Historic Poverty Bay and the East Coast, N.I., N.Z.
Hon. William Gisborne (after whom Gisborne was named) was born in 1825. He was a son of Thomas John Gisborne, of Home Hall, Bakewell, Derbyshire, and Sarah, daughter of J. A. Krehmer, St. Petersburg. Educated at Harrow, he was only 17 years old when he migrated to South Australia. In 1847 he moved to New Zealand and was appointed private secretary to Lieutenant-Governor Eyre of New Munster. A few months later he became clerk to the Executive Council. In 1848 he was appointed Commissioner of Crown Lands for New Ulster, in 1850 Native Titles Commissioner, in 1854 Under-Secretary for Lands, and in 1856 Under-Secretary in the Colonial Secretary's Office. In 1861 he married Caroline, daughter of Assistant Commissary-General Bridger. He was given a seat in the Legislative Council in 1869, and appointed Colonial Secretary. In 1871 he was elected unopposed as M.H.R. for Egmont, and, in 1877, whilst he was in London, he was returned for Totara (Westland). For a short period in 1879 he was Minister for Lands, Mines and Immigration. In 1881 he resettled in England as successor to his brother in the possession of several country homes. He became heir to his cousin (Sir Thomas Evans) in 1892, and took over Allestree Hall, Derby.
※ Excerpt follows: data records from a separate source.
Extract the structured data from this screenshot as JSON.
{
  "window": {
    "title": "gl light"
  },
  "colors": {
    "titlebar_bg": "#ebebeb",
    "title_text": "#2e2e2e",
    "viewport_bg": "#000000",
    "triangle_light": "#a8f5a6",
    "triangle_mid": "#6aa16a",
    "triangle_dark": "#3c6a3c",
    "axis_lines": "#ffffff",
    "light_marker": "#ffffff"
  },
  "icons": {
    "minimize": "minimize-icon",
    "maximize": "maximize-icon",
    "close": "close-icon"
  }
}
In 1886 he published Rulers and Statesmen of New Zealand, and in 1889 The Colony of New Zealand. He died on 7 January, 1898.